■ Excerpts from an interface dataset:
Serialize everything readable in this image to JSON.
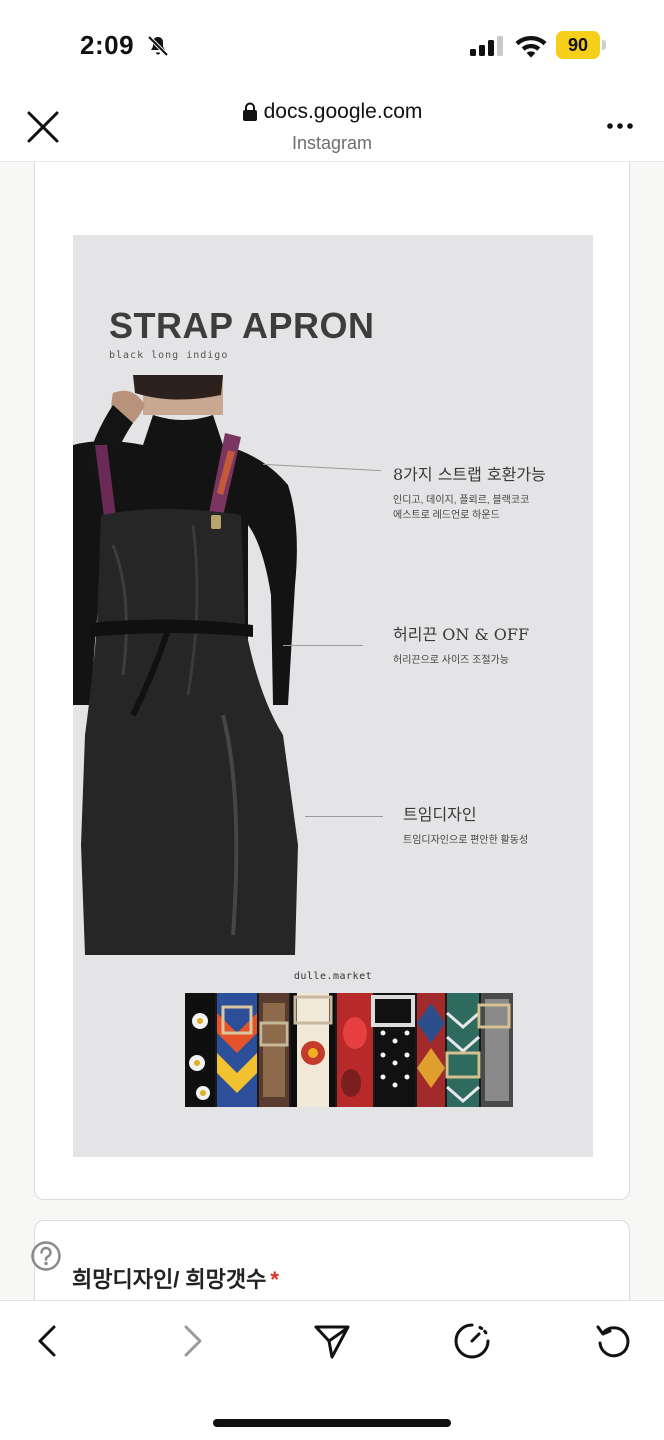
{
  "status_bar": {
    "time": "2:09",
    "battery_level": "90",
    "battery_color": "#f5cf19"
  },
  "browser": {
    "url": "docs.google.com",
    "source": "Instagram"
  },
  "poster": {
    "title": "STRAP APRON",
    "subtitle": "black long indigo",
    "features": [
      {
        "title": "8가지 스트랩 호환가능",
        "desc": [
          "인디고, 데이지, 플뢰르, 블랙코코",
          "에스트로 레드언로 하운드"
        ]
      },
      {
        "title": "허리끈 ON & OFF",
        "desc": [
          "허리끈으로 사이즈 조절가능"
        ]
      },
      {
        "title": "트임디자인",
        "desc": [
          "트임디자인으로 편안한 활동성"
        ]
      }
    ],
    "brand": "dulle.market"
  },
  "question": {
    "label": "희망디자인/ 희망갯수",
    "required_mark": "*"
  },
  "icons": {
    "status": [
      "mute-icon",
      "signal-icon",
      "wifi-icon"
    ],
    "header": [
      "close-icon",
      "lock-icon",
      "more-icon"
    ],
    "toolbar": [
      "back-icon",
      "forward-icon",
      "send-icon",
      "timer-icon",
      "refresh-icon"
    ],
    "form": [
      "help-icon"
    ]
  }
}
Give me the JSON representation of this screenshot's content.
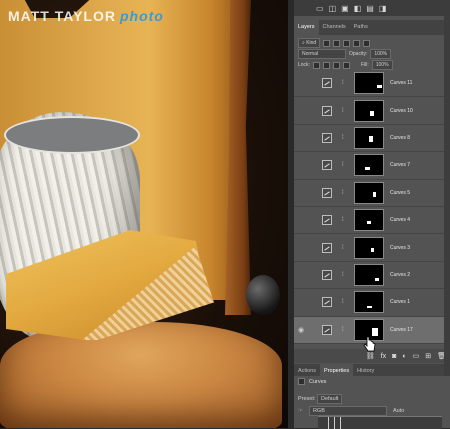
{
  "watermark": {
    "name": "MATT TAYLOR",
    "suffix": "photo"
  },
  "panel": {
    "tabs": [
      "Layers",
      "Channels",
      "Paths"
    ],
    "filter_kind": "Kind",
    "blend_mode": "Normal",
    "opacity_label": "Opacity:",
    "opacity_value": "100%",
    "lock_label": "Lock:",
    "fill_label": "Fill:",
    "fill_value": "100%",
    "layers": [
      {
        "name": "Curves 11",
        "visible": false,
        "selected": false
      },
      {
        "name": "Curves 10",
        "visible": false,
        "selected": false
      },
      {
        "name": "Curves 8",
        "visible": false,
        "selected": false
      },
      {
        "name": "Curves 7",
        "visible": false,
        "selected": false
      },
      {
        "name": "Curves 5",
        "visible": false,
        "selected": false
      },
      {
        "name": "Curves 4",
        "visible": false,
        "selected": false
      },
      {
        "name": "Curves 3",
        "visible": false,
        "selected": false
      },
      {
        "name": "Curves 2",
        "visible": false,
        "selected": false
      },
      {
        "name": "Curves 1",
        "visible": false,
        "selected": false
      },
      {
        "name": "Curves 17",
        "visible": true,
        "selected": true
      }
    ],
    "footer_icons": [
      "link-icon",
      "fx-icon",
      "mask-icon",
      "adjustment-icon",
      "group-icon",
      "new-layer-icon",
      "trash-icon"
    ],
    "footer_fx": "fx",
    "bottom_tabs": [
      "Actions",
      "Properties",
      "History"
    ],
    "properties_title": "Curves",
    "preset_label": "Preset:",
    "preset_value": "Default",
    "channel_value": "RGB",
    "auto_label": "Auto"
  }
}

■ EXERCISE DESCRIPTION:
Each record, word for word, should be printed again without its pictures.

■ YOUR SOLUTION:
Serialize everything readable in this image to JSON.
{
  "status_bar": {
    "time": "2:09",
    "battery_level": "90",
    "battery_color": "#f5cf19"
  },
  "browser": {
    "url": "docs.google.com",
    "source": "Instagram"
  },
  "poster": {
    "title": "STRAP APRON",
    "subtitle": "black long indigo",
    "features": [
      {
        "title": "8가지 스트랩 호환가능",
        "desc": [
          "인디고, 데이지, 플뢰르, 블랙코코",
          "에스트로 레드언로 하운드"
        ]
      },
      {
        "title": "허리끈 ON & OFF",
        "desc": [
          "허리끈으로 사이즈 조절가능"
        ]
      },
      {
        "title": "트임디자인",
        "desc": [
          "트임디자인으로 편안한 활동성"
        ]
      }
    ],
    "brand": "dulle.market"
  },
  "question": {
    "label": "희망디자인/ 희망갯수",
    "required_mark": "*"
  },
  "icons": {
    "status": [
      "mute-icon",
      "signal-icon",
      "wifi-icon"
    ],
    "header": [
      "close-icon",
      "lock-icon",
      "more-icon"
    ],
    "toolbar": [
      "back-icon",
      "forward-icon",
      "send-icon",
      "timer-icon",
      "refresh-icon"
    ],
    "form": [
      "help-icon"
    ]
  }
}
Give me the JSON representation of this screenshot's content.
{
  "watermark": {
    "name": "MATT TAYLOR",
    "suffix": "photo"
  },
  "panel": {
    "tabs": [
      "Layers",
      "Channels",
      "Paths"
    ],
    "filter_kind": "Kind",
    "blend_mode": "Normal",
    "opacity_label": "Opacity:",
    "opacity_value": "100%",
    "lock_label": "Lock:",
    "fill_label": "Fill:",
    "fill_value": "100%",
    "layers": [
      {
        "name": "Curves 11",
        "visible": false,
        "selected": false
      },
      {
        "name": "Curves 10",
        "visible": false,
        "selected": false
      },
      {
        "name": "Curves 8",
        "visible": false,
        "selected": false
      },
      {
        "name": "Curves 7",
        "visible": false,
        "selected": false
      },
      {
        "name": "Curves 5",
        "visible": false,
        "selected": false
      },
      {
        "name": "Curves 4",
        "visible": false,
        "selected": false
      },
      {
        "name": "Curves 3",
        "visible": false,
        "selected": false
      },
      {
        "name": "Curves 2",
        "visible": false,
        "selected": false
      },
      {
        "name": "Curves 1",
        "visible": false,
        "selected": false
      },
      {
        "name": "Curves 17",
        "visible": true,
        "selected": true
      }
    ],
    "footer_icons": [
      "link-icon",
      "fx-icon",
      "mask-icon",
      "adjustment-icon",
      "group-icon",
      "new-layer-icon",
      "trash-icon"
    ],
    "footer_fx": "fx",
    "bottom_tabs": [
      "Actions",
      "Properties",
      "History"
    ],
    "properties_title": "Curves",
    "preset_label": "Preset:",
    "preset_value": "Default",
    "channel_value": "RGB",
    "auto_label": "Auto"
  }
}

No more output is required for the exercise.